• [Work item]: What lines of the data include the string "screenshot"? Copy them all.

··· Entries shown ···

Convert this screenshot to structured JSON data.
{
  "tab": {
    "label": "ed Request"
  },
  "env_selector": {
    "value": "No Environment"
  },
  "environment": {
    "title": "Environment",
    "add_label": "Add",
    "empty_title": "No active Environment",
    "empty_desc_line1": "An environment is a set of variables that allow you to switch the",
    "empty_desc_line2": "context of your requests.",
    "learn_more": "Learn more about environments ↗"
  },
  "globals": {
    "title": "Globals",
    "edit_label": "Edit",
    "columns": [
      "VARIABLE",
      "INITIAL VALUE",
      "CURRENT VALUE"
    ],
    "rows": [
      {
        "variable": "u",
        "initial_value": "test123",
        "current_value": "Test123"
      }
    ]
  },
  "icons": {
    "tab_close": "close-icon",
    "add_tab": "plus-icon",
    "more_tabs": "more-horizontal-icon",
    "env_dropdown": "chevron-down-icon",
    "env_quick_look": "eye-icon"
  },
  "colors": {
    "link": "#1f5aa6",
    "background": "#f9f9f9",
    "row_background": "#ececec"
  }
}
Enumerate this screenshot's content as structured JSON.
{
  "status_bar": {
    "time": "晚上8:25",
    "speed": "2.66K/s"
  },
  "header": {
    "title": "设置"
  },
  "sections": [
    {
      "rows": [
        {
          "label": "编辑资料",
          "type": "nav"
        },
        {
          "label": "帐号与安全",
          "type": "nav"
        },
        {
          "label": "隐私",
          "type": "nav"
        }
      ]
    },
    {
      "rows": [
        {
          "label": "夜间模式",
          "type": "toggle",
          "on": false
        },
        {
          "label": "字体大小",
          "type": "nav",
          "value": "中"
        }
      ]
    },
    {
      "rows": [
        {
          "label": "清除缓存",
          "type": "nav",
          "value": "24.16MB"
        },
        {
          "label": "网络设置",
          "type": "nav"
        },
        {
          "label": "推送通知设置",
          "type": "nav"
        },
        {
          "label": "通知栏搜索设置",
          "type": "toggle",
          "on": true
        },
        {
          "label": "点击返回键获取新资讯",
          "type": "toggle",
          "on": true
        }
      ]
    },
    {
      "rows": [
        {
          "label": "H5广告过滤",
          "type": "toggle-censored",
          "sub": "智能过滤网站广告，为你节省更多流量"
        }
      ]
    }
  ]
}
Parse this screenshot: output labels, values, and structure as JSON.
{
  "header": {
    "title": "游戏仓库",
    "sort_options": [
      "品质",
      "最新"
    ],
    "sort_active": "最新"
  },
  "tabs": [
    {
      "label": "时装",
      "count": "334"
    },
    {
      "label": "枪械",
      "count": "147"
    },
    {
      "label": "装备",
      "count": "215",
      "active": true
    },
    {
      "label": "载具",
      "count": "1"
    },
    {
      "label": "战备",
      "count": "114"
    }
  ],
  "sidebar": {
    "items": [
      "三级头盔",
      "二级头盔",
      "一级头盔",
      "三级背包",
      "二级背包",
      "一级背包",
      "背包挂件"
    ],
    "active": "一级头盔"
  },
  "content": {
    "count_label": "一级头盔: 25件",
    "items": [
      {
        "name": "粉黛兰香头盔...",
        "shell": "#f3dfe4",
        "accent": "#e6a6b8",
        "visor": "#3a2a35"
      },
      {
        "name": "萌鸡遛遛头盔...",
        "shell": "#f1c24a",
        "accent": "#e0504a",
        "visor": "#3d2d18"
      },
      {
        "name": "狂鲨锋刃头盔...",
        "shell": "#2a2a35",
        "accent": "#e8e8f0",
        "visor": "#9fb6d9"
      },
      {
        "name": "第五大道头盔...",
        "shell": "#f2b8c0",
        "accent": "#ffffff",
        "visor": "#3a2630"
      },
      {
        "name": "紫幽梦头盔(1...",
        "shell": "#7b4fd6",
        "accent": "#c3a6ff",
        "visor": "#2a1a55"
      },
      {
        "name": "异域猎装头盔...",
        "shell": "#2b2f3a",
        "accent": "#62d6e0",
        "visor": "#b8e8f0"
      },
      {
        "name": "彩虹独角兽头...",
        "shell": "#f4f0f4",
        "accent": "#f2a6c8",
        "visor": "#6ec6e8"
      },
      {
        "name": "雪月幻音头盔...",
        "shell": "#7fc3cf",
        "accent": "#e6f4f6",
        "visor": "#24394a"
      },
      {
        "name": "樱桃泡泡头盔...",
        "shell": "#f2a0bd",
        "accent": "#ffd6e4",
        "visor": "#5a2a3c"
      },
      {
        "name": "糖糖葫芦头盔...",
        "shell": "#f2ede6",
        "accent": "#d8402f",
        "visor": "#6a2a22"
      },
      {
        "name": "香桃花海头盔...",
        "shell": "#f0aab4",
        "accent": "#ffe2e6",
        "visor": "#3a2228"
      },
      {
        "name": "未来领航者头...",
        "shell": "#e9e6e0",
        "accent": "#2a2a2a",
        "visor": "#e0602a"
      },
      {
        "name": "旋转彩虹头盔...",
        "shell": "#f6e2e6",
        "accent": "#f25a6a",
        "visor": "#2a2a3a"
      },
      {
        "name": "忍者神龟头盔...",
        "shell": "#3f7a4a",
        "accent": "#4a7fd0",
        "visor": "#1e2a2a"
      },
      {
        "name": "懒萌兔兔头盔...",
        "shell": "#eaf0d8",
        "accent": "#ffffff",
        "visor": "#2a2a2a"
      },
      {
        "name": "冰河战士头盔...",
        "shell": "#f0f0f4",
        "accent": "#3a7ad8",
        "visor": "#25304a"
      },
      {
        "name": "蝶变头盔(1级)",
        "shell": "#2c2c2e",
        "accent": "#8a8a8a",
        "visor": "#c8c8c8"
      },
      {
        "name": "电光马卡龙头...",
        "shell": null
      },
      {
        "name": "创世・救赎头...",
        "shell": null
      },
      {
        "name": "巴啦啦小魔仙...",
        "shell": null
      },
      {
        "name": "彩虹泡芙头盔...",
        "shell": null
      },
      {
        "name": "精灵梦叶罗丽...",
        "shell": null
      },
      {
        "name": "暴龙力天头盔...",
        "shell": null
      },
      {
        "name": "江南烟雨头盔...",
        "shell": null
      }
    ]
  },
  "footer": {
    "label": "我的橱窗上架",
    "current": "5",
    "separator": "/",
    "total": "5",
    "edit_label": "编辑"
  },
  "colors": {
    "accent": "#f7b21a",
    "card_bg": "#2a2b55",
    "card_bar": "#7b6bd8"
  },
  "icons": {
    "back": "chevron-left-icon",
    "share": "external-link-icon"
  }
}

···

• [Task output]:
Convert this screenshot to structured JSON data.
Enumerate this screenshot's content as structured JSON.
Parse this screenshot: output labels, values, and structure as JSON.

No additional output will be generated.